> [Working data]
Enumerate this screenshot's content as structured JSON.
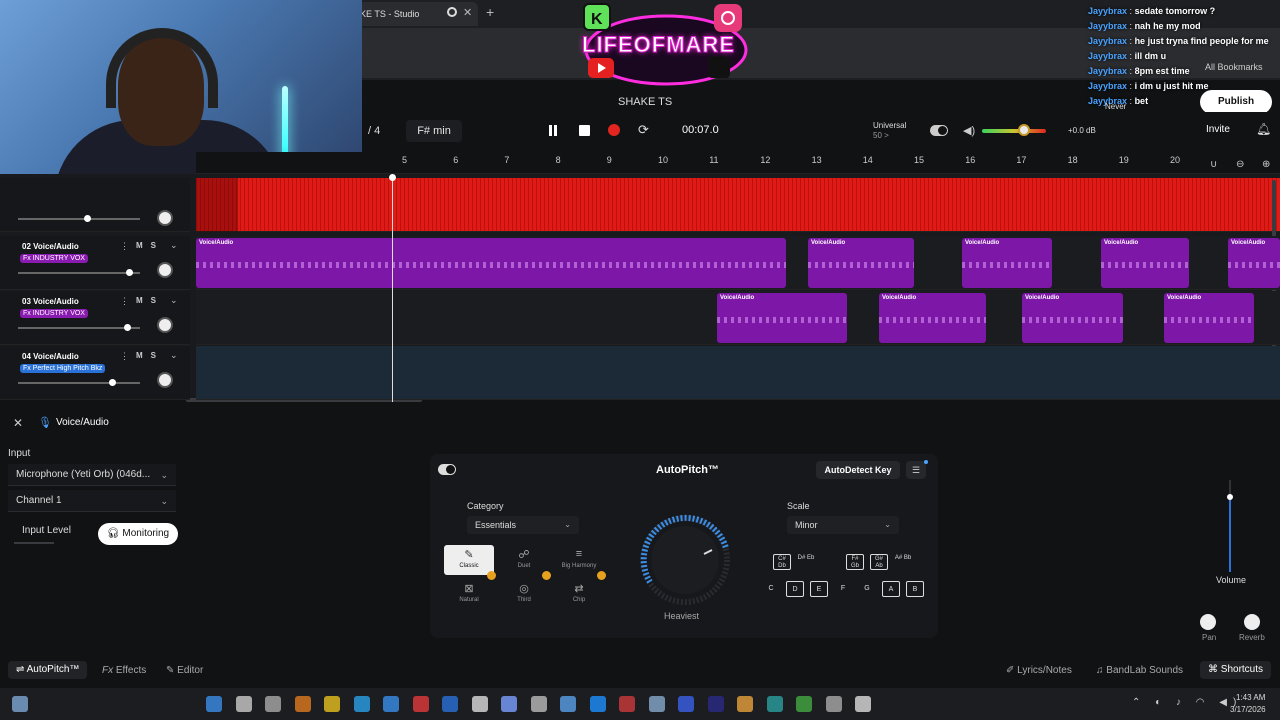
{
  "browser": {
    "tab_title": "KE TS - Studio",
    "tab_close": "✕",
    "new_tab": "+",
    "bookmarks_label": "All Bookmarks"
  },
  "overlay": {
    "logo_text": "LIFEOFMARE",
    "chat": [
      {
        "user": "Jayybrax",
        "msg": "sedate tomorrow ?"
      },
      {
        "user": "Jayybrax",
        "msg": "nah he my mod"
      },
      {
        "user": "Jayybrax",
        "msg": "he just tryna find people for me"
      },
      {
        "user": "Jayybrax",
        "msg": "ill dm u"
      },
      {
        "user": "Jayybrax",
        "msg": "8pm est time"
      },
      {
        "user": "Jayybrax",
        "msg": "i dm u just hit me"
      },
      {
        "user": "Jayybrax",
        "msg": "bet"
      }
    ]
  },
  "header": {
    "project_title": "SHAKE TS",
    "publish_label": "Publish",
    "never_label": "Never"
  },
  "transport": {
    "time_signature": "/ 4",
    "key": "F# min",
    "time": "00:07.0",
    "universal_label": "Universal",
    "universal_sub": "50 >",
    "gain": "+0.0 dB",
    "invite": "Invite",
    "notification_count": "1"
  },
  "ruler": [
    "5",
    "6",
    "7",
    "8",
    "9",
    "10",
    "11",
    "12",
    "13",
    "14",
    "15",
    "16",
    "17",
    "18",
    "19",
    "20"
  ],
  "tracks": [
    {
      "name": "02 Voice/Audio",
      "fx": "Fx INDUSTRY VOX",
      "fx_color": "#8a1bb0",
      "volume": 0.92
    },
    {
      "name": "03 Voice/Audio",
      "fx": "Fx INDUSTRY VOX",
      "fx_color": "#8a1bb0",
      "volume": 0.9
    },
    {
      "name": "04 Voice/Audio",
      "fx": "Fx Perfect High Pitch Bkz",
      "fx_color": "#2a72d8",
      "volume": 0.78
    }
  ],
  "track_controls": {
    "mute": "M",
    "solo": "S"
  },
  "clip_label": "Voice/Audio",
  "inspector": {
    "title": "Voice/Audio",
    "input_label": "Input",
    "input_device": "Microphone (Yeti Orb) (046d...",
    "channel": "Channel 1",
    "input_level_label": "Input Level",
    "monitoring_label": "Monitoring"
  },
  "autopitch": {
    "title": "AutoPitch™",
    "autodetect_label": "AutoDetect Key",
    "category_label": "Category",
    "category_value": "Essentials",
    "scale_label": "Scale",
    "scale_value": "Minor",
    "dial_label": "Heaviest",
    "presets": [
      "Classic",
      "Duet",
      "Big Harmony",
      "Natural",
      "Third",
      "Chip"
    ],
    "sharp_keys": [
      "C# Db",
      "D# Eb",
      "F# Gb",
      "G# Ab",
      "A# Bb"
    ],
    "natural_keys": [
      "C",
      "D",
      "E",
      "F",
      "G",
      "A",
      "B"
    ]
  },
  "mixer": {
    "volume_label": "Volume",
    "pan_label": "Pan",
    "reverb_label": "Reverb"
  },
  "bottom_tabs": {
    "autopitch": "AutoPitch™",
    "effects": "Effects",
    "editor": "Editor",
    "lyrics": "Lyrics/Notes",
    "sounds": "BandLab Sounds",
    "shortcuts": "Shortcuts"
  },
  "taskbar": {
    "time": "1:43 AM",
    "date": "3/17/2026"
  }
}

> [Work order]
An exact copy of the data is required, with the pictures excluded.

> [Your solution]
Enumerate this screenshot's content as structured JSON.
{
  "browser": {
    "tab_title": "KE TS - Studio",
    "tab_close": "✕",
    "new_tab": "+",
    "bookmarks_label": "All Bookmarks"
  },
  "overlay": {
    "logo_text": "LIFEOFMARE",
    "chat": [
      {
        "user": "Jayybrax",
        "msg": "sedate tomorrow ?"
      },
      {
        "user": "Jayybrax",
        "msg": "nah he my mod"
      },
      {
        "user": "Jayybrax",
        "msg": "he just tryna find people for me"
      },
      {
        "user": "Jayybrax",
        "msg": "ill dm u"
      },
      {
        "user": "Jayybrax",
        "msg": "8pm est time"
      },
      {
        "user": "Jayybrax",
        "msg": "i dm u just hit me"
      },
      {
        "user": "Jayybrax",
        "msg": "bet"
      }
    ]
  },
  "header": {
    "project_title": "SHAKE TS",
    "publish_label": "Publish",
    "never_label": "Never"
  },
  "transport": {
    "time_signature": "/ 4",
    "key": "F# min",
    "time": "00:07.0",
    "universal_label": "Universal",
    "universal_sub": "50 >",
    "gain": "+0.0 dB",
    "invite": "Invite",
    "notification_count": "1"
  },
  "ruler": [
    "5",
    "6",
    "7",
    "8",
    "9",
    "10",
    "11",
    "12",
    "13",
    "14",
    "15",
    "16",
    "17",
    "18",
    "19",
    "20"
  ],
  "tracks": [
    {
      "name": "02 Voice/Audio",
      "fx": "Fx INDUSTRY VOX",
      "fx_color": "#8a1bb0",
      "volume": 0.92
    },
    {
      "name": "03 Voice/Audio",
      "fx": "Fx INDUSTRY VOX",
      "fx_color": "#8a1bb0",
      "volume": 0.9
    },
    {
      "name": "04 Voice/Audio",
      "fx": "Fx Perfect High Pitch Bkz",
      "fx_color": "#2a72d8",
      "volume": 0.78
    }
  ],
  "track_controls": {
    "mute": "M",
    "solo": "S"
  },
  "clip_label": "Voice/Audio",
  "inspector": {
    "title": "Voice/Audio",
    "input_label": "Input",
    "input_device": "Microphone (Yeti Orb) (046d...",
    "channel": "Channel 1",
    "input_level_label": "Input Level",
    "monitoring_label": "Monitoring"
  },
  "autopitch": {
    "title": "AutoPitch™",
    "autodetect_label": "AutoDetect Key",
    "category_label": "Category",
    "category_value": "Essentials",
    "scale_label": "Scale",
    "scale_value": "Minor",
    "dial_label": "Heaviest",
    "presets": [
      "Classic",
      "Duet",
      "Big Harmony",
      "Natural",
      "Third",
      "Chip"
    ],
    "sharp_keys": [
      "C# Db",
      "D# Eb",
      "F# Gb",
      "G# Ab",
      "A# Bb"
    ],
    "natural_keys": [
      "C",
      "D",
      "E",
      "F",
      "G",
      "A",
      "B"
    ]
  },
  "mixer": {
    "volume_label": "Volume",
    "pan_label": "Pan",
    "reverb_label": "Reverb"
  },
  "bottom_tabs": {
    "autopitch": "AutoPitch™",
    "effects": "Effects",
    "editor": "Editor",
    "lyrics": "Lyrics/Notes",
    "sounds": "BandLab Sounds",
    "shortcuts": "Shortcuts"
  },
  "taskbar": {
    "time": "1:43 AM",
    "date": "3/17/2026"
  }
}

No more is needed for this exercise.